Problem to work on
Output the full listing below exactly; the images stay out.

Material to process
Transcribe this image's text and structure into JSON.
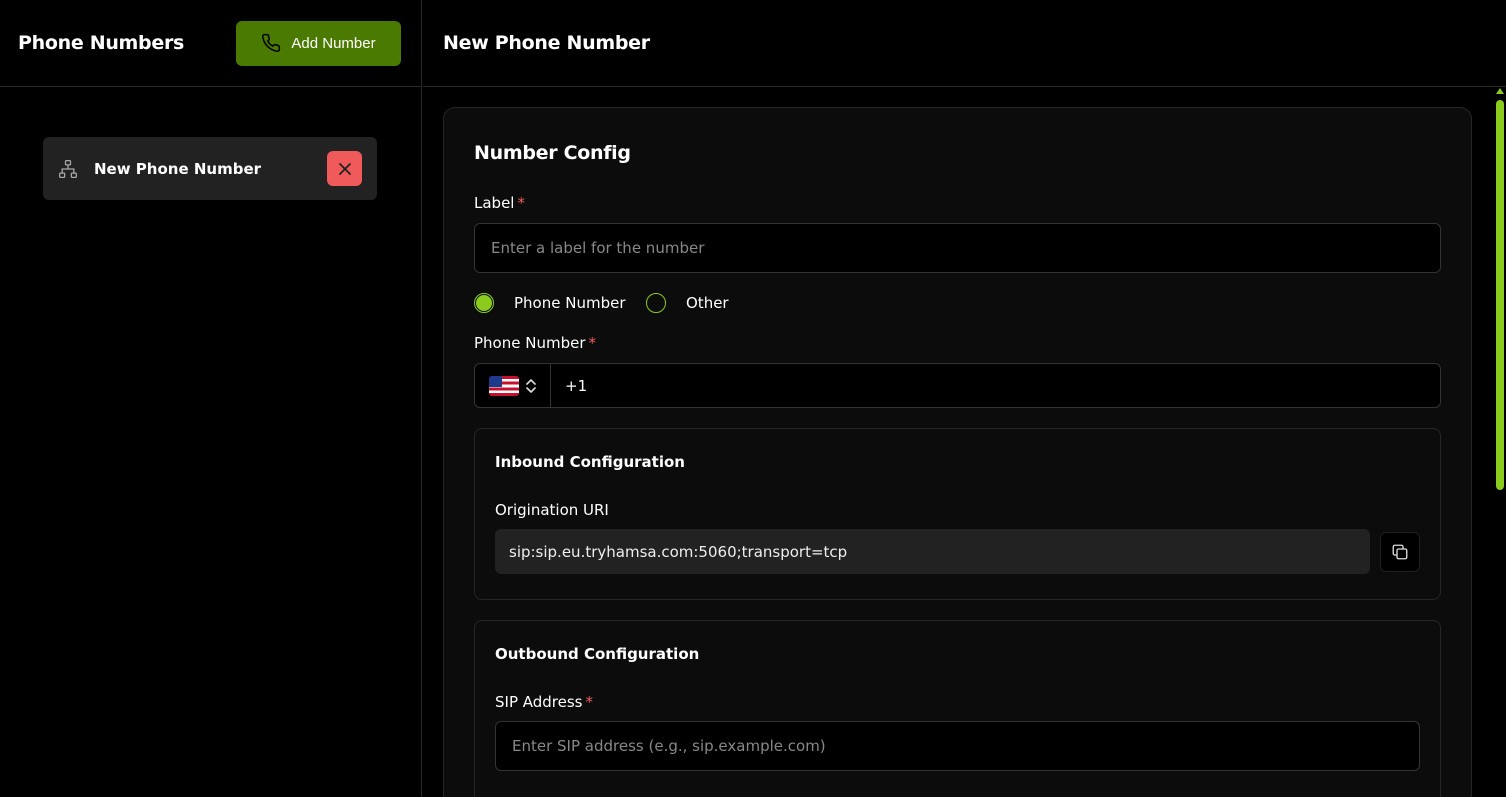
{
  "sidebar": {
    "title": "Phone Numbers",
    "add_button_label": "Add Number",
    "items": [
      {
        "label": "New Phone Number",
        "icon": "sitemap-icon"
      }
    ]
  },
  "main": {
    "title": "New Phone Number",
    "config": {
      "title": "Number Config",
      "label_field": {
        "label": "Label",
        "required_mark": "*",
        "value": "",
        "placeholder": "Enter a label for the number"
      },
      "type_options": [
        {
          "label": "Phone Number",
          "selected": true
        },
        {
          "label": "Other",
          "selected": false
        }
      ],
      "phone_field": {
        "label": "Phone Number",
        "required_mark": "*",
        "country": "US",
        "value": "+1"
      },
      "inbound": {
        "title": "Inbound Configuration",
        "uri_label": "Origination URI",
        "uri_value": "sip:sip.eu.tryhamsa.com:5060;transport=tcp"
      },
      "outbound": {
        "title": "Outbound Configuration",
        "sip_label": "SIP Address",
        "required_mark": "*",
        "sip_value": "",
        "sip_placeholder": "Enter SIP address (e.g., sip.example.com)"
      }
    }
  },
  "colors": {
    "accent": "#8acb1e",
    "add_button_bg": "#4a7a00",
    "danger": "#f05a5a"
  }
}
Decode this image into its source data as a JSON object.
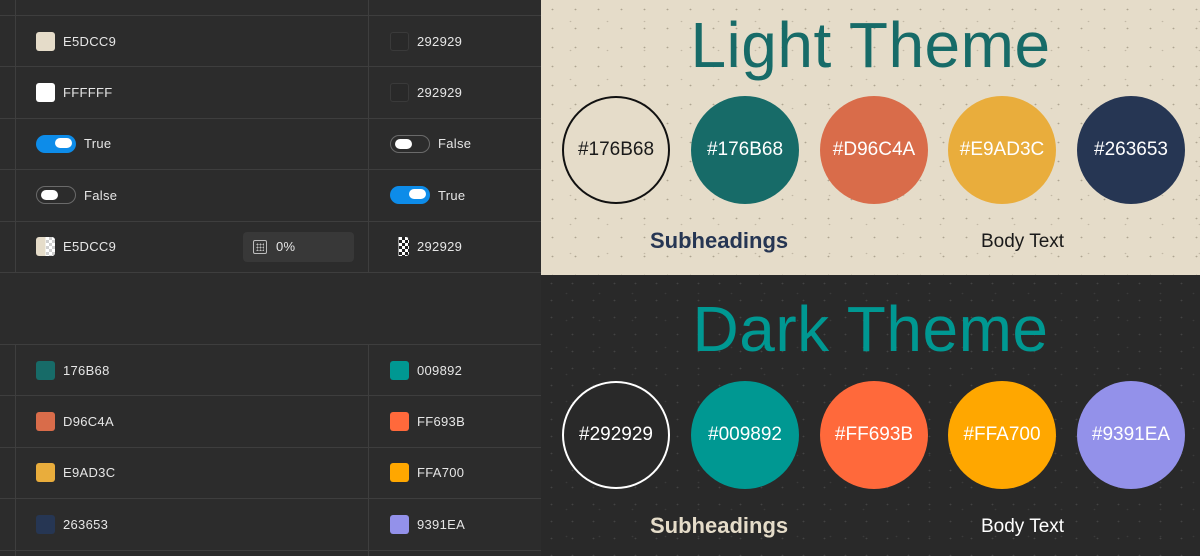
{
  "table": {
    "rows_top": [
      {
        "light": {
          "kind": "color",
          "value": "E5DCC9",
          "swatch": "#e5dcc9"
        },
        "dark": {
          "kind": "color",
          "value": "292929",
          "swatch": "#292929"
        }
      },
      {
        "light": {
          "kind": "color",
          "value": "FFFFFF",
          "swatch": "#ffffff"
        },
        "dark": {
          "kind": "color",
          "value": "292929",
          "swatch": "#292929"
        }
      },
      {
        "light": {
          "kind": "toggle",
          "on": true,
          "value": "True"
        },
        "dark": {
          "kind": "toggle",
          "on": false,
          "value": "False"
        }
      },
      {
        "light": {
          "kind": "toggle",
          "on": false,
          "value": "False"
        },
        "dark": {
          "kind": "toggle",
          "on": true,
          "value": "True"
        }
      },
      {
        "light": {
          "kind": "color-mixed",
          "value": "E5DCC9"
        },
        "opacity": "0%",
        "dark": {
          "kind": "color-mixed",
          "value": "292929"
        }
      }
    ],
    "rows_bottom": [
      {
        "light": {
          "value": "176B68",
          "swatch": "#176b68"
        },
        "dark": {
          "value": "009892",
          "swatch": "#009892"
        }
      },
      {
        "light": {
          "value": "D96C4A",
          "swatch": "#d96c4a"
        },
        "dark": {
          "value": "FF693B",
          "swatch": "#ff693b"
        }
      },
      {
        "light": {
          "value": "E9AD3C",
          "swatch": "#e9ad3c"
        },
        "dark": {
          "value": "FFA700",
          "swatch": "#ffa700"
        }
      },
      {
        "light": {
          "value": "263653",
          "swatch": "#263653"
        },
        "dark": {
          "value": "9391EA",
          "swatch": "#9391ea"
        }
      }
    ]
  },
  "light_theme": {
    "title": "Light Theme",
    "circles": [
      {
        "label": "#176B68",
        "fill": "#e5dcc9",
        "text": "#1a1a1a",
        "ring": "#111111"
      },
      {
        "label": "#176B68",
        "fill": "#176b68",
        "text": "#ffffff"
      },
      {
        "label": "#D96C4A",
        "fill": "#d96c4a",
        "text": "#ffffff"
      },
      {
        "label": "#E9AD3C",
        "fill": "#e9ad3c",
        "text": "#ffffff"
      },
      {
        "label": "#263653",
        "fill": "#263653",
        "text": "#ffffff"
      }
    ],
    "subheadings": "Subheadings",
    "subheadings_color": "#263653",
    "body_text": "Body Text",
    "body_text_color": "#1a1a1a"
  },
  "dark_theme": {
    "title": "Dark Theme",
    "circles": [
      {
        "label": "#292929",
        "fill": "#292929",
        "text": "#ffffff",
        "ring": "#ffffff"
      },
      {
        "label": "#009892",
        "fill": "#009892",
        "text": "#ffffff"
      },
      {
        "label": "#FF693B",
        "fill": "#ff693b",
        "text": "#ffffff"
      },
      {
        "label": "#FFA700",
        "fill": "#ffa700",
        "text": "#ffffff"
      },
      {
        "label": "#9391EA",
        "fill": "#9391ea",
        "text": "#ffffff"
      }
    ],
    "subheadings": "Subheadings",
    "subheadings_color": "#e5dcc9",
    "body_text": "Body Text",
    "body_text_color": "#ffffff"
  }
}
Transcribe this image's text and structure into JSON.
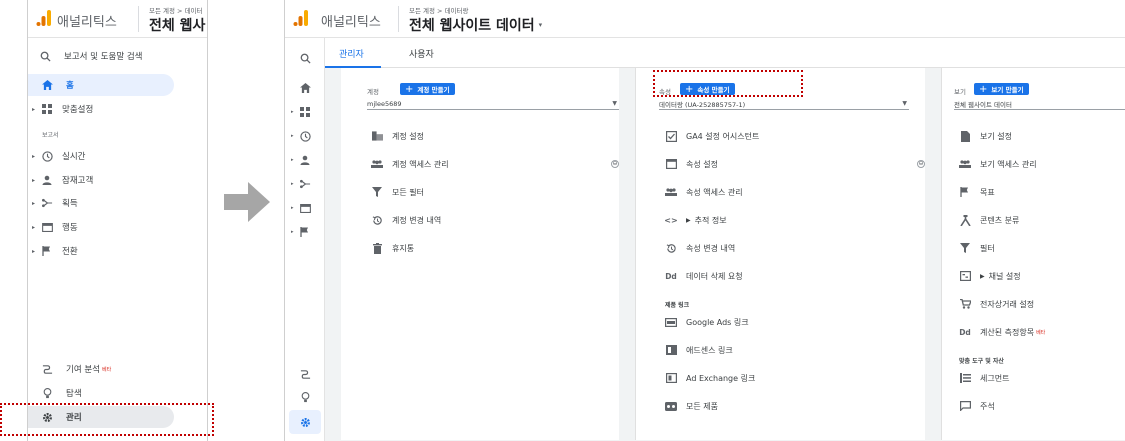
{
  "left": {
    "brand": "애널리틱스",
    "breadcrumb": "모든 계정 > 데이터",
    "title": "전체 웹사",
    "search_label": "보고서 및 도움말 검색",
    "nav": {
      "home": "홈",
      "customization": "맞춤설정",
      "reports_section": "보고서",
      "realtime": "실시간",
      "audience": "잠재고객",
      "acquisition": "획득",
      "behavior": "행동",
      "conversions": "전환"
    },
    "bottom": {
      "attribution": "기여 분석",
      "attribution_badge": "베타",
      "discover": "탐색",
      "admin": "관리"
    }
  },
  "right": {
    "brand": "애널리틱스",
    "breadcrumb": "모든 계정 > 데이터랑",
    "title": "전체 웹사이트 데이터",
    "tabs": [
      "관리자",
      "사용자"
    ],
    "account": {
      "label": "계정",
      "create_button": "계정 만들기",
      "selected": "mjlee5689",
      "items": [
        "계정 설정",
        "계정 액세스 관리",
        "모든 필터",
        "계정 변경 내역",
        "휴지통"
      ]
    },
    "property": {
      "label": "속성",
      "create_button": "속성 만들기",
      "selected": "데이터랑 (UA-252885757-1)",
      "items": [
        "GA4 설정 어시스턴트",
        "속성 설정",
        "속성 액세스 관리",
        "추적 정보",
        "속성 변경 내역",
        "데이터 삭제 요청"
      ],
      "links_section": "제품 링크",
      "links": [
        "Google Ads 링크",
        "애드센스 링크",
        "Ad Exchange 링크",
        "모든 제품"
      ]
    },
    "view": {
      "label": "보기",
      "create_button": "보기 만들기",
      "selected": "전체 웹사이트 데이터",
      "items": [
        "보기 설정",
        "보기 액세스 관리",
        "목표",
        "콘텐츠 분류",
        "필터",
        "채널 설정",
        "전자상거래 설정",
        "계산된 측정항목"
      ],
      "calc_badge": "베타",
      "tools_section": "맞춤 도구 및 자산",
      "tools": [
        "세그먼트",
        "주석"
      ]
    }
  },
  "colors": {
    "accent": "#1a73e8",
    "logo_orange": "#f9ab00",
    "logo_dark": "#e37400",
    "highlight": "#c00000",
    "active_nav_bg": "#e8f0fe"
  },
  "icons": {
    "arrow": "right-arrow",
    "logo": "analytics-bars"
  }
}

Your solution
Transcribe this image's text and structure into JSON.
{
  "sidebar": {
    "title": "Phone Numbers",
    "add_button_label": "Add Number",
    "items": [
      {
        "label": "New Phone Number",
        "icon": "sitemap-icon"
      }
    ]
  },
  "main": {
    "title": "New Phone Number",
    "config": {
      "title": "Number Config",
      "label_field": {
        "label": "Label",
        "required_mark": "*",
        "value": "",
        "placeholder": "Enter a label for the number"
      },
      "type_options": [
        {
          "label": "Phone Number",
          "selected": true
        },
        {
          "label": "Other",
          "selected": false
        }
      ],
      "phone_field": {
        "label": "Phone Number",
        "required_mark": "*",
        "country": "US",
        "value": "+1"
      },
      "inbound": {
        "title": "Inbound Configuration",
        "uri_label": "Origination URI",
        "uri_value": "sip:sip.eu.tryhamsa.com:5060;transport=tcp"
      },
      "outbound": {
        "title": "Outbound Configuration",
        "sip_label": "SIP Address",
        "required_mark": "*",
        "sip_value": "",
        "sip_placeholder": "Enter SIP address (e.g., sip.example.com)"
      }
    }
  },
  "colors": {
    "accent": "#8acb1e",
    "add_button_bg": "#4a7a00",
    "danger": "#f05a5a"
  }
}
Decode this image into its source data as a JSON object.
{
  "table": {
    "rows_top": [
      {
        "light": {
          "kind": "color",
          "value": "E5DCC9",
          "swatch": "#e5dcc9"
        },
        "dark": {
          "kind": "color",
          "value": "292929",
          "swatch": "#292929"
        }
      },
      {
        "light": {
          "kind": "color",
          "value": "FFFFFF",
          "swatch": "#ffffff"
        },
        "dark": {
          "kind": "color",
          "value": "292929",
          "swatch": "#292929"
        }
      },
      {
        "light": {
          "kind": "toggle",
          "on": true,
          "value": "True"
        },
        "dark": {
          "kind": "toggle",
          "on": false,
          "value": "False"
        }
      },
      {
        "light": {
          "kind": "toggle",
          "on": false,
          "value": "False"
        },
        "dark": {
          "kind": "toggle",
          "on": true,
          "value": "True"
        }
      },
      {
        "light": {
          "kind": "color-mixed",
          "value": "E5DCC9"
        },
        "opacity": "0%",
        "dark": {
          "kind": "color-mixed",
          "value": "292929"
        }
      }
    ],
    "rows_bottom": [
      {
        "light": {
          "value": "176B68",
          "swatch": "#176b68"
        },
        "dark": {
          "value": "009892",
          "swatch": "#009892"
        }
      },
      {
        "light": {
          "value": "D96C4A",
          "swatch": "#d96c4a"
        },
        "dark": {
          "value": "FF693B",
          "swatch": "#ff693b"
        }
      },
      {
        "light": {
          "value": "E9AD3C",
          "swatch": "#e9ad3c"
        },
        "dark": {
          "value": "FFA700",
          "swatch": "#ffa700"
        }
      },
      {
        "light": {
          "value": "263653",
          "swatch": "#263653"
        },
        "dark": {
          "value": "9391EA",
          "swatch": "#9391ea"
        }
      }
    ]
  },
  "light_theme": {
    "title": "Light Theme",
    "circles": [
      {
        "label": "#176B68",
        "fill": "#e5dcc9",
        "text": "#1a1a1a",
        "ring": "#111111"
      },
      {
        "label": "#176B68",
        "fill": "#176b68",
        "text": "#ffffff"
      },
      {
        "label": "#D96C4A",
        "fill": "#d96c4a",
        "text": "#ffffff"
      },
      {
        "label": "#E9AD3C",
        "fill": "#e9ad3c",
        "text": "#ffffff"
      },
      {
        "label": "#263653",
        "fill": "#263653",
        "text": "#ffffff"
      }
    ],
    "subheadings": "Subheadings",
    "subheadings_color": "#263653",
    "body_text": "Body Text",
    "body_text_color": "#1a1a1a"
  },
  "dark_theme": {
    "title": "Dark Theme",
    "circles": [
      {
        "label": "#292929",
        "fill": "#292929",
        "text": "#ffffff",
        "ring": "#ffffff"
      },
      {
        "label": "#009892",
        "fill": "#009892",
        "text": "#ffffff"
      },
      {
        "label": "#FF693B",
        "fill": "#ff693b",
        "text": "#ffffff"
      },
      {
        "label": "#FFA700",
        "fill": "#ffa700",
        "text": "#ffffff"
      },
      {
        "label": "#9391EA",
        "fill": "#9391ea",
        "text": "#ffffff"
      }
    ],
    "subheadings": "Subheadings",
    "subheadings_color": "#e5dcc9",
    "body_text": "Body Text",
    "body_text_color": "#ffffff"
  }
}
Transcribe this image's text and structure into JSON.
{
  "left": {
    "brand": "애널리틱스",
    "breadcrumb": "모든 계정 > 데이터",
    "title": "전체 웹사",
    "search_label": "보고서 및 도움말 검색",
    "nav": {
      "home": "홈",
      "customization": "맞춤설정",
      "reports_section": "보고서",
      "realtime": "실시간",
      "audience": "잠재고객",
      "acquisition": "획득",
      "behavior": "행동",
      "conversions": "전환"
    },
    "bottom": {
      "attribution": "기여 분석",
      "attribution_badge": "베타",
      "discover": "탐색",
      "admin": "관리"
    }
  },
  "right": {
    "brand": "애널리틱스",
    "breadcrumb": "모든 계정 > 데이터랑",
    "title": "전체 웹사이트 데이터",
    "tabs": [
      "관리자",
      "사용자"
    ],
    "account": {
      "label": "계정",
      "create_button": "계정 만들기",
      "selected": "mjlee5689",
      "items": [
        "계정 설정",
        "계정 액세스 관리",
        "모든 필터",
        "계정 변경 내역",
        "휴지통"
      ]
    },
    "property": {
      "label": "속성",
      "create_button": "속성 만들기",
      "selected": "데이터랑 (UA-252885757-1)",
      "items": [
        "GA4 설정 어시스턴트",
        "속성 설정",
        "속성 액세스 관리",
        "추적 정보",
        "속성 변경 내역",
        "데이터 삭제 요청"
      ],
      "links_section": "제품 링크",
      "links": [
        "Google Ads 링크",
        "애드센스 링크",
        "Ad Exchange 링크",
        "모든 제품"
      ]
    },
    "view": {
      "label": "보기",
      "create_button": "보기 만들기",
      "selected": "전체 웹사이트 데이터",
      "items": [
        "보기 설정",
        "보기 액세스 관리",
        "목표",
        "콘텐츠 분류",
        "필터",
        "채널 설정",
        "전자상거래 설정",
        "계산된 측정항목"
      ],
      "calc_badge": "베타",
      "tools_section": "맞춤 도구 및 자산",
      "tools": [
        "세그먼트",
        "주석"
      ]
    }
  },
  "colors": {
    "accent": "#1a73e8",
    "logo_orange": "#f9ab00",
    "logo_dark": "#e37400",
    "highlight": "#c00000",
    "active_nav_bg": "#e8f0fe"
  },
  "icons": {
    "arrow": "right-arrow",
    "logo": "analytics-bars"
  }
}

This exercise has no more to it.